=== Problem statement ===
Spot each line in the records below where the word "CoinCraft" occurs, then copy it.

Element data from apps and pages
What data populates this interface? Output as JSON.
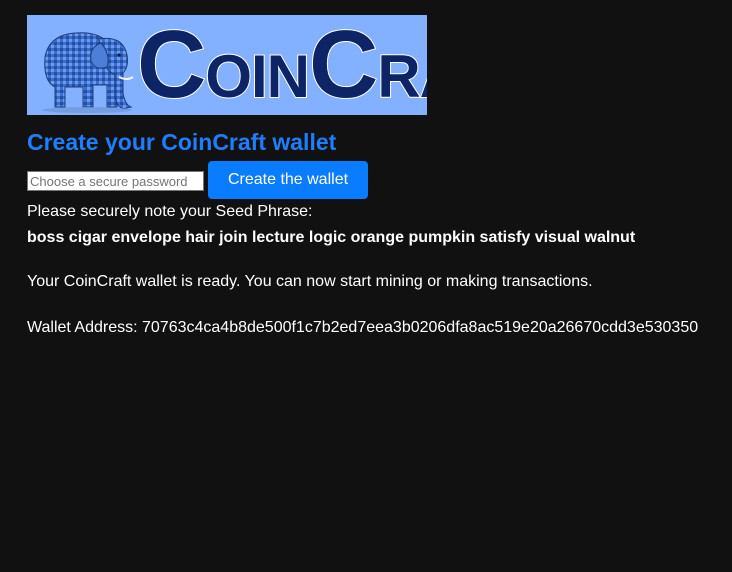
{
  "logo": {
    "text": "CoinCraft",
    "text_initials": [
      "C",
      "C"
    ],
    "text_parts": [
      "OIN",
      "RAFT"
    ],
    "background_color": "#84b1ff",
    "text_color": "#0d2466",
    "icon": "elephant-icon"
  },
  "title": "Create your CoinCraft wallet",
  "password_input": {
    "placeholder": "Choose a secure password",
    "value": ""
  },
  "create_button": {
    "label": "Create the wallet",
    "color": "#0a7cff"
  },
  "seed": {
    "label": "Please securely note your Seed Phrase:",
    "phrase": "boss cigar envelope hair join lecture logic orange pumpkin satisfy visual walnut"
  },
  "status_message": "Your CoinCraft wallet is ready. You can now start mining or making transactions.",
  "wallet_address": "Wallet Address: 70763c4ca4b8de500f1c7b2ed7eea3b0206dfa8ac519e20a26670cdd3e530350",
  "colors": {
    "page_background": "#111111",
    "title": "#1f7eff",
    "text": "#ffffff"
  }
}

=== Solution to the problem ===
    "text": "CoinCraft",
  "title": "Create your CoinCraft wallet",
  "status_message": "Your CoinCraft wallet is ready. You can now start mining or making transactions.",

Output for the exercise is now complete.